Recently, my college took a major leap and decided to get rid of the paper to-go cups in our cafeteria. In the four years that I have been here, they have only tried to limit/ get rid of them once, and dining services received major backlash because of it. Students not only relied on these cups in the morning for their hot beverage of choice, but also to sustain their caffeine dependency throughout the day. Some would even smuggle food out using them.

Dining services initial attempt to get rid of the paper cups were futile, because students either did not have their own reusable mug to bring, or they just kept forgetting to carry it with them. The difference between the failure of the first attempt, and the success of this one, is that students were given the option of receiving a free reusable mug, given to them by the college. Now there was no reason to have paper cups in the dining hall because everyone had the opportunity to get a free mug.

So what's the big deal with paper cups?

You might say, "Paper cups are OK because they are easily recyclable. So what is the issue?"

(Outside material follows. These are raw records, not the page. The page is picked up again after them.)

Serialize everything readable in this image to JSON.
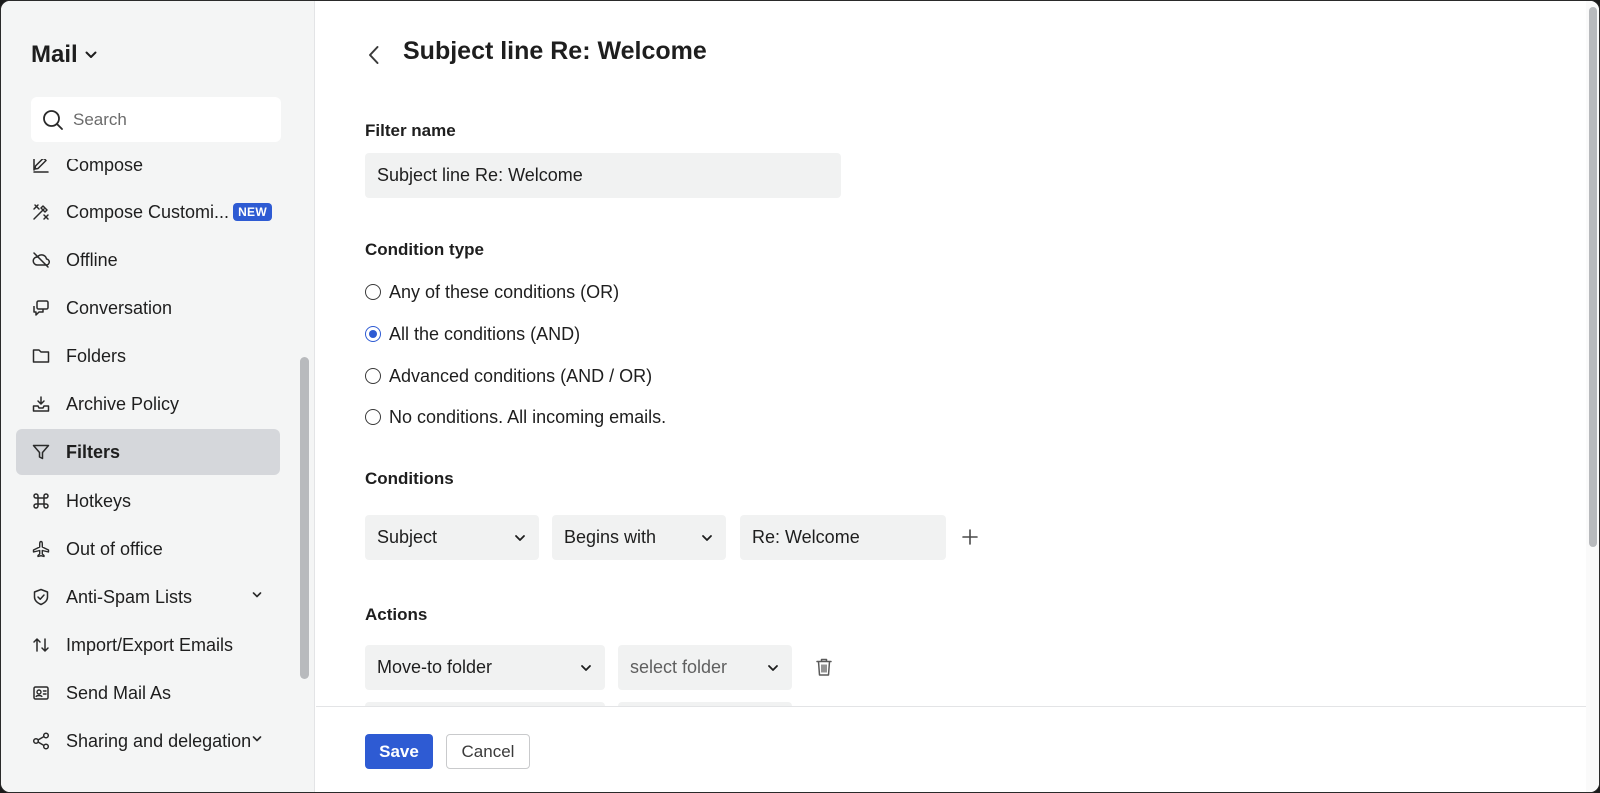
{
  "sidebar": {
    "app_title": "Mail",
    "search_placeholder": "Search",
    "items": [
      {
        "label": "Compose",
        "icon": "compose-icon"
      },
      {
        "label": "Compose Customi...",
        "icon": "customize-icon",
        "badge": "NEW"
      },
      {
        "label": "Offline",
        "icon": "cloud-off-icon"
      },
      {
        "label": "Conversation",
        "icon": "conversation-icon"
      },
      {
        "label": "Folders",
        "icon": "folder-icon"
      },
      {
        "label": "Archive Policy",
        "icon": "archive-icon"
      },
      {
        "label": "Filters",
        "icon": "filter-icon",
        "active": true
      },
      {
        "label": "Hotkeys",
        "icon": "command-icon"
      },
      {
        "label": "Out of office",
        "icon": "plane-icon"
      },
      {
        "label": "Anti-Spam Lists",
        "icon": "shield-icon",
        "expandable": true
      },
      {
        "label": "Import/Export Emails",
        "icon": "import-export-icon"
      },
      {
        "label": "Send Mail As",
        "icon": "send-as-icon"
      },
      {
        "label": "Sharing and delegation",
        "icon": "share-icon",
        "expandable": true
      }
    ]
  },
  "main": {
    "title": "Subject line Re: Welcome",
    "filter_name_label": "Filter name",
    "filter_name_value": "Subject line Re: Welcome",
    "condition_type_label": "Condition type",
    "condition_options": [
      {
        "label": "Any of these conditions (OR)",
        "checked": false
      },
      {
        "label": "All the conditions (AND)",
        "checked": true
      },
      {
        "label": "Advanced conditions (AND / OR)",
        "checked": false
      },
      {
        "label": "No conditions. All incoming emails.",
        "checked": false
      }
    ],
    "conditions_label": "Conditions",
    "condition": {
      "field": "Subject",
      "operator": "Begins with",
      "value": "Re: Welcome"
    },
    "actions_label": "Actions",
    "action": {
      "type": "Move-to folder",
      "folder_placeholder": "select folder"
    },
    "save_label": "Save",
    "cancel_label": "Cancel"
  },
  "colors": {
    "accent": "#2e5bd3",
    "sidebar_bg": "#f4f5f5",
    "active_item_bg": "#d5d7db",
    "field_bg": "#f1f2f2"
  }
}
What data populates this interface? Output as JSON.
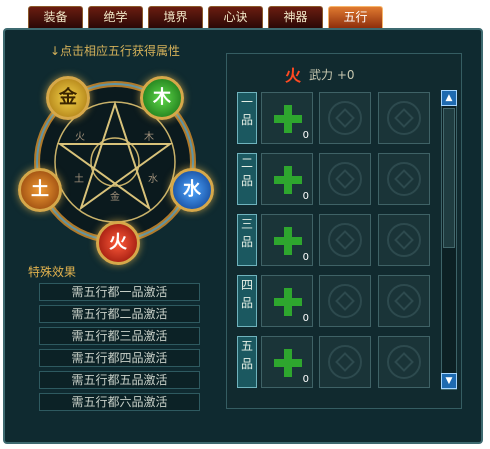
{
  "tabs": [
    "装备",
    "绝学",
    "境界",
    "心诀",
    "神器",
    "五行"
  ],
  "active_tab": "五行",
  "hint": "↓点击相应五行获得属性",
  "elements": {
    "metal": "金",
    "wood": "木",
    "water": "水",
    "fire": "火",
    "earth": "土"
  },
  "wheel_runes": [
    "火",
    "木",
    "土",
    "水",
    "金"
  ],
  "special_effects": {
    "title": "特殊效果",
    "rows": [
      "需五行都一品激活",
      "需五行都二品激活",
      "需五行都三品激活",
      "需五行都四品激活",
      "需五行都五品激活",
      "需五行都六品激活"
    ]
  },
  "selected": {
    "element": "火",
    "stat": "武力 +0"
  },
  "grades": [
    {
      "label": [
        "一",
        "品"
      ],
      "count": "0"
    },
    {
      "label": [
        "二",
        "品"
      ],
      "count": "0"
    },
    {
      "label": [
        "三",
        "品"
      ],
      "count": "0"
    },
    {
      "label": [
        "四",
        "品"
      ],
      "count": "0"
    },
    {
      "label": [
        "五",
        "品"
      ],
      "count": "0"
    }
  ],
  "colors": {
    "accent": "#d4b15a",
    "fire": "#ff4a22",
    "plus": "#2ea62e",
    "panel_bg": "#0f2a30"
  }
}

Most paper cups are coated with polyethylene, a plastic derived from fossil fuels, and several other chemicals that can be harmful to the environment if they seep into the water supply. Also, the paper cup industry uses over 20 million trees annually to make cups and sleeves and it takes approximately 9,000 gallons of water to produce 10,000 cups.

Translate this to a college campus with about 1,300 students. The average student (such as myself) starts the day with one, maybe two cups of coffee. Then, they might need an afternoon pick-me-up. Suddenly it's dinner and *yawn* time for that third cup of coffee. One can quickly see how quickly paper waste builds up and how extremely cost ineffective paper cups are. According to our dining services, we were spending the equivalent of one student's tuition on paper cups per year alone!

By giving each student their own reusable and recyclable mug, the school has dramatically cut down on waste and will eventually be able to redirect the money previously spent on cups on other needed items. The school also incentivizes using reusable mugs by selling coffee at our cafe for a lower price when you bring your own mug.

There are several ways to reduce your waste, but one of the easiest ways to be more sustainable is to start using reusable cups and mugs. Reusable cups aren't only for coffee and tea. You can also cut back on plastic bottle waste by carrying your own personal water bottle.

What are some more ways that you integrate sustainable practices into your daily lives?